The new release brings to the World War II battlefield considerations for command and control, radios, spotters, and a whole lot more. Best of all, it’s back on the Mac. You can play with WEGO or in running real time.

Here are a few of the incredible scenes players have captured in two days of play.

A Panther lights up the night.

A day at the office for a 60mm mortar crew.

Be vewy, vewy quiet.

What an 88 does to a thin-skinned Greyhound.

Bazooka away!

Dismounted German tank crewmen find a machine gun to play with.

The game costs $55, and those are weak American dollars. It’s a download so there’s no shipping charges (unless you want the DVDs and printed manual). Not convinced? The demo is free.

The family that games together

After completing a comprehensive two-hour tour of Charlottetown, PEI, we went looking for a game of Bohnanza to offer as a gift to our hosts.

Between the two gaming stores in Charlottetown, one had the fan edition of the game, which we bought along with Monty Python Fluxx. As we were leaving, I spotted a tempting box: the Dungeons & Dragons Roleplaying Game Starter Set. The price was $20.

Elvi and I met because of a AD&D campaign we joined, and we played for six years, until our young spawn became too numerous and antsy to allow us the hours required for a session.

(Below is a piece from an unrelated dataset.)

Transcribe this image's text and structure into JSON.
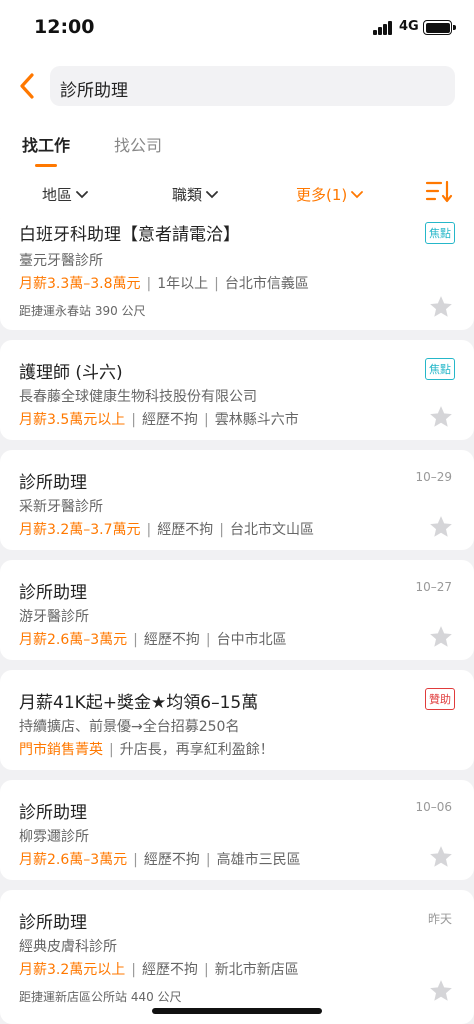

When we quit, the AD&D world was in its second edition; our collection of books, modules, and knickknacks filled a bookcase.

Since then, AD&D has reverted its name to D&D and upgraded its mechanics to fourth edition, an entirely new system – and the one in this boxed set, with characters and adventure ready to go. I had to buy it. Once I bought it, the family and our hosts had a plan for rainy days.

Our impromptu group has had so much fun playing this that we’ve wasted a few sunny afternoons, too. Our girls love the game. Child One is a precocious halfling rogue and Child Two uncharacteristically chose a dour dwarf fighter. They are really getting into the game, and have created elaborate backstories for their characters. (Child Three enjoys it but the game is a little slow for him. He and Elvi are teaming to play a dragonborne paladin)

As a DM, I have to say that this edition is much easier to play and manage after adjusting to the new rules. The rest of the group had never played before but Elvi was little bit amusing as it took her longer than me to adjust to the new rules, like the fact that Magic Missile no longer hits automatically.

I’ve downloaded some free low-level modules, and maybe we’ll get the full-fledged rule books. I’m not sure I like the plethora of player character races, but meddling can wait a while. For now, it’s great to have found an activity a family of geeks of varying interests can enjoy together.